Amazon’s Kindle ebook Reader: Does it Hit or Miss the Mark?

The Amazon Kindle ebook looks like a great device for reading digital books. However, at $399 (US) it has a pretty high price point. My original opinion was that this relatively high price point would kill it as a product. Then, I started reading Kindle’s product description and read this:

Whispernet utilizes Amazon’s optimized technology plus Sprint’s national high-speed (EVDO) data network to enable you to wirelessly search, discover, download, and read content on the go.

Unlike WiFi, you don’t have to find a hotspot. Amazon pays for Kindle’s wireless connectivity so you will never see a monthly wireless bill for shopping the Kindle Store. There is no wireless setup—you are ready to shop, purchase and read right out of the box.

If I understand this correctly, Kindle has built-in EVDO service from Sprint PCS and does not require payment for this service. This is flat out amazing. It also has some kind of email facility since the description also mentions the ability to Email your Word documents and pictures (.JPG, .GIF, .BMP, .PNG) to Kindle for easy on-the-go viewing. This has a cost associated with it though. In fact, even reading the custom blog RSS feeds has a recurring cost. But, I guess that is the way Amazon reimburses Sprint for the EVDO bandwidth.
While it is not a PDA, the Kindle and the other cool non-PDA (the iPod touch) is definitely going to make life very difficult for the Windows Mobile crowd. While carrying multiple devices is not desirable for most people and the Kindle’s $399 is a bit too high for mass consumption, I can see how people might carry an iPod touch (or iPhone), a Kindle, and a dumb but reliable basic function phone (voice and SMS).
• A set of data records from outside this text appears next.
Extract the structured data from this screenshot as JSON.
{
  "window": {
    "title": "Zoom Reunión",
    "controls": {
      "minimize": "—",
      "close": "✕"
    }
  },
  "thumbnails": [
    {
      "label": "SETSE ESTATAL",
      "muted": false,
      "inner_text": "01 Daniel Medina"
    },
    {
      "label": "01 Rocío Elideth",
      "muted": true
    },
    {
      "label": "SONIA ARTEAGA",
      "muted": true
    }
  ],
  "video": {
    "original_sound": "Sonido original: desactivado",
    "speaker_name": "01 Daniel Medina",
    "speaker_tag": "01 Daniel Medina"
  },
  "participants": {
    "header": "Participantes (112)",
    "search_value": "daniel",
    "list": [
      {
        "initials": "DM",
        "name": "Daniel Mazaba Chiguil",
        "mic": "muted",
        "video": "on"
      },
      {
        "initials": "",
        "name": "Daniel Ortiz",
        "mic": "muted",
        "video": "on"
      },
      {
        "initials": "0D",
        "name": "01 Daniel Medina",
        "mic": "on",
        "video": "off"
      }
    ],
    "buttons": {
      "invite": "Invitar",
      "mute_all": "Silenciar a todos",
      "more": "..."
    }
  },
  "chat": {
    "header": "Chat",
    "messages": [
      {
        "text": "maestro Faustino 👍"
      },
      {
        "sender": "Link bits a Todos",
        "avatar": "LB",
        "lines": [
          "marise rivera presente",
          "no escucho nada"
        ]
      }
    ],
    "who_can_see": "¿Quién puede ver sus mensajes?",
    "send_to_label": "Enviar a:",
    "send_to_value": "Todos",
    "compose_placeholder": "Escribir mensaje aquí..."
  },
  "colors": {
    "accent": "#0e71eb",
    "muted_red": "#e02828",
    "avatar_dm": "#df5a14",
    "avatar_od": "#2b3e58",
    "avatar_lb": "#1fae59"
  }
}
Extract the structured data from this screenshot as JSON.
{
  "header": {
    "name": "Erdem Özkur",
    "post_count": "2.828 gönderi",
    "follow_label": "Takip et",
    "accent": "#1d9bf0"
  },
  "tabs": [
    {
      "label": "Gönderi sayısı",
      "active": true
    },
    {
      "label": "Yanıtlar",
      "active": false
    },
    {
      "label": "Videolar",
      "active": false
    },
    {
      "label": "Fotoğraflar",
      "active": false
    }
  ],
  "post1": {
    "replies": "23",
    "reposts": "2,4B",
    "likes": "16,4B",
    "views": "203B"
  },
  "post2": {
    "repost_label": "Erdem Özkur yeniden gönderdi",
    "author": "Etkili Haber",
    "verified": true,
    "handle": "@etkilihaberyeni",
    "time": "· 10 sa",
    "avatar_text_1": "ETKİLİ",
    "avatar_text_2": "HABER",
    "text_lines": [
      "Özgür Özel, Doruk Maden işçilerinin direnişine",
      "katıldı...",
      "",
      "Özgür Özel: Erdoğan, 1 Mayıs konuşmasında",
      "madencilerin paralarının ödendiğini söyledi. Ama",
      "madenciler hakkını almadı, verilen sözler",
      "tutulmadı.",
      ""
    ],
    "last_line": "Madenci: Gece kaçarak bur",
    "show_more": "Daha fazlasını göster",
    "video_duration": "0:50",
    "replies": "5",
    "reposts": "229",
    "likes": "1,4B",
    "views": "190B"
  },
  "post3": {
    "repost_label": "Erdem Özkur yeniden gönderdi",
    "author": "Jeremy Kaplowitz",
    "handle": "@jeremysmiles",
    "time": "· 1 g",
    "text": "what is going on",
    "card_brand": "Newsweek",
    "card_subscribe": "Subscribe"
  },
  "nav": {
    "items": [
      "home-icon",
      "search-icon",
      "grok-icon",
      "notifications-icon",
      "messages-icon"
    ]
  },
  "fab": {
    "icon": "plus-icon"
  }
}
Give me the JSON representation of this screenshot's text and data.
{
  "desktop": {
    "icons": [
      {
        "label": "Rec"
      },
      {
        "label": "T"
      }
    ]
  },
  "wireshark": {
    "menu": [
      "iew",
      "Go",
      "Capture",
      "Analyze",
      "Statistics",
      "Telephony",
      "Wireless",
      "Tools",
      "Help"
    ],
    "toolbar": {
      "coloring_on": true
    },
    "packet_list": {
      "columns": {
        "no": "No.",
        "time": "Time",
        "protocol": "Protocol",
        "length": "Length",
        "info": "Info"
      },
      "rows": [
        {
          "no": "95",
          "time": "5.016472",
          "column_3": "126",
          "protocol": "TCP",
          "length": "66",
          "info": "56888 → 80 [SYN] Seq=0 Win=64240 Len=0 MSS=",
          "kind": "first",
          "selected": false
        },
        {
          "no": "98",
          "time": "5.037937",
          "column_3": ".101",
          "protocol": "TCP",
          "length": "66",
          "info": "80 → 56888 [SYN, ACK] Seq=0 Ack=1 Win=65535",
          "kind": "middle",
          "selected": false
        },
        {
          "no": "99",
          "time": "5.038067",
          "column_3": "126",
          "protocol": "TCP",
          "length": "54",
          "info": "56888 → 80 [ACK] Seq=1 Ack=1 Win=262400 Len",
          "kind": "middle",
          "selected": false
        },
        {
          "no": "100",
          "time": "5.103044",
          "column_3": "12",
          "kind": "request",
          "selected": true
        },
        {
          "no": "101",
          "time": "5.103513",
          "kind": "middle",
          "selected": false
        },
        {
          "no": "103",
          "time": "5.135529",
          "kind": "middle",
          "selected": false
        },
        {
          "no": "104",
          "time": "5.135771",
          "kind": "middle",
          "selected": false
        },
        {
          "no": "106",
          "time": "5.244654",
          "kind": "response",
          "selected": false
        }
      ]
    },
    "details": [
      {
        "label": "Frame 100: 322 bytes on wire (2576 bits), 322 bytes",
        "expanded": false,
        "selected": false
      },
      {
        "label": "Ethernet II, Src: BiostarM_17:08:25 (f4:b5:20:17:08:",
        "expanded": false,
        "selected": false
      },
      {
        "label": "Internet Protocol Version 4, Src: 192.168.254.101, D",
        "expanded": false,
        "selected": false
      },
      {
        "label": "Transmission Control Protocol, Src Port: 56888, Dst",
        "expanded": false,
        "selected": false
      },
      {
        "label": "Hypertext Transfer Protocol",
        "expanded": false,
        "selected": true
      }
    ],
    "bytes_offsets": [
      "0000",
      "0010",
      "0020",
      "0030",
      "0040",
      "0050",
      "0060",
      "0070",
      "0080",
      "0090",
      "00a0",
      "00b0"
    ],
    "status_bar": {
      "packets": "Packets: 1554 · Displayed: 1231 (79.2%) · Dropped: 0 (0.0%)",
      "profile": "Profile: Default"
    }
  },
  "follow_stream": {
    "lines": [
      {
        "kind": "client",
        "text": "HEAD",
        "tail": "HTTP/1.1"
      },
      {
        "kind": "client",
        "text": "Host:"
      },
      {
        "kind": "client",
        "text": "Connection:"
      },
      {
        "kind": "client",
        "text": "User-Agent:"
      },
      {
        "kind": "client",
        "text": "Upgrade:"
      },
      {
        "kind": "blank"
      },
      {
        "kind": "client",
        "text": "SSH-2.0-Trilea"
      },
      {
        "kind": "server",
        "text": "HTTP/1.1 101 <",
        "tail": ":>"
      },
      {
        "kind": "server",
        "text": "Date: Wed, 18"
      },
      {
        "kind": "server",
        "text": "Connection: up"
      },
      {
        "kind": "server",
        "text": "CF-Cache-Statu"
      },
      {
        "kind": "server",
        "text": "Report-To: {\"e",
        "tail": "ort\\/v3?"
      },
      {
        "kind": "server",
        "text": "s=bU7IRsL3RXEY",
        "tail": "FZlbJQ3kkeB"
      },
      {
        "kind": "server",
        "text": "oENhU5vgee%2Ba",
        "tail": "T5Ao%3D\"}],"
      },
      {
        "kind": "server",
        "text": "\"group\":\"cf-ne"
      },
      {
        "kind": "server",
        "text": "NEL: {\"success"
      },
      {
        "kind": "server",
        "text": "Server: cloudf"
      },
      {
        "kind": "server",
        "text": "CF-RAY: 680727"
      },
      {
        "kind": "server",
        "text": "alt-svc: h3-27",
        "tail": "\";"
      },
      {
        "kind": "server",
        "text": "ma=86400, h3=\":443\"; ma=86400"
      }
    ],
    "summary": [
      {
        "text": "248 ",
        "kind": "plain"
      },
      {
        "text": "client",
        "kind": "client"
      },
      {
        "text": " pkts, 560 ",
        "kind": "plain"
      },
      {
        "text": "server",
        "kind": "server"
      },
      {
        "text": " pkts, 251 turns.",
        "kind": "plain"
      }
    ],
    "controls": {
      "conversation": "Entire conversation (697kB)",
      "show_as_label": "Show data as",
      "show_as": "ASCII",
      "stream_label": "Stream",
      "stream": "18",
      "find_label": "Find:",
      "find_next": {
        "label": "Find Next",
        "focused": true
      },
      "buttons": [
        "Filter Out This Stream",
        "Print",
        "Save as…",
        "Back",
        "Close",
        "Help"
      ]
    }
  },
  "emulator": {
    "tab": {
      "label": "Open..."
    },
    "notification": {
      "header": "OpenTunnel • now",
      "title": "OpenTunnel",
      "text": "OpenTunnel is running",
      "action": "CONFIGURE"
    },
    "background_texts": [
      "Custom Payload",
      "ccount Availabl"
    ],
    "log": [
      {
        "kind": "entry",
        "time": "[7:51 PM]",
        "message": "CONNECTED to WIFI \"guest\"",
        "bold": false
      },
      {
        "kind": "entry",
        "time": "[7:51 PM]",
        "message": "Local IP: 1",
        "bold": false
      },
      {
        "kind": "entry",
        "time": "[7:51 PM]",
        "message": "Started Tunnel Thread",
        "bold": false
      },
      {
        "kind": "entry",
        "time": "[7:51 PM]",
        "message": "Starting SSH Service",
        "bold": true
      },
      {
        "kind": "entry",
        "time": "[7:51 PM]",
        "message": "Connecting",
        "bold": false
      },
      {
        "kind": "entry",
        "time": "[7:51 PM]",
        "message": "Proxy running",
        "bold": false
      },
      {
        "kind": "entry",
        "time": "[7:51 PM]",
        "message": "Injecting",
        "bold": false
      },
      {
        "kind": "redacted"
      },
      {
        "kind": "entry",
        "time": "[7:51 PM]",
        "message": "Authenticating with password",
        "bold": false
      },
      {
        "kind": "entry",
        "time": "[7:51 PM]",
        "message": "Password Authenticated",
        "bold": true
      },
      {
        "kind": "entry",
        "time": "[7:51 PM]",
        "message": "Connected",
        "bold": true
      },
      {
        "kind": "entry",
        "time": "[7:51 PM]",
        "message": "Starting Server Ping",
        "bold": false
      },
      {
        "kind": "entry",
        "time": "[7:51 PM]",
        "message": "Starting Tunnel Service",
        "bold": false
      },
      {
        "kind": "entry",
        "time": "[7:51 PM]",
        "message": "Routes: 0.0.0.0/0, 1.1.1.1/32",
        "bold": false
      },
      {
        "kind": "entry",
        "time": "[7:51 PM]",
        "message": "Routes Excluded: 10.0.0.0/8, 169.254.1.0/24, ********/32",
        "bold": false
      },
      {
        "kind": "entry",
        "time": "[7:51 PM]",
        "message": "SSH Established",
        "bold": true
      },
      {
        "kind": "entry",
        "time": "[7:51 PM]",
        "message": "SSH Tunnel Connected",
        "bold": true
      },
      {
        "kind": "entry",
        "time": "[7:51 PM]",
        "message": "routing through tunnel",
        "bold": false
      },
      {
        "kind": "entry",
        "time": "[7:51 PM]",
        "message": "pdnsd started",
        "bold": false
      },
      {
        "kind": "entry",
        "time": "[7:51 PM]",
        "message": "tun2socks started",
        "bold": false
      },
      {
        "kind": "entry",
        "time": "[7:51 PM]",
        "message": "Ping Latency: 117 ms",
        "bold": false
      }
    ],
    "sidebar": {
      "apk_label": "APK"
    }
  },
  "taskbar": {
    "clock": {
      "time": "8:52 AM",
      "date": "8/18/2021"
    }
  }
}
Then again, I thought the original iPod was way too expensive when it first came out too.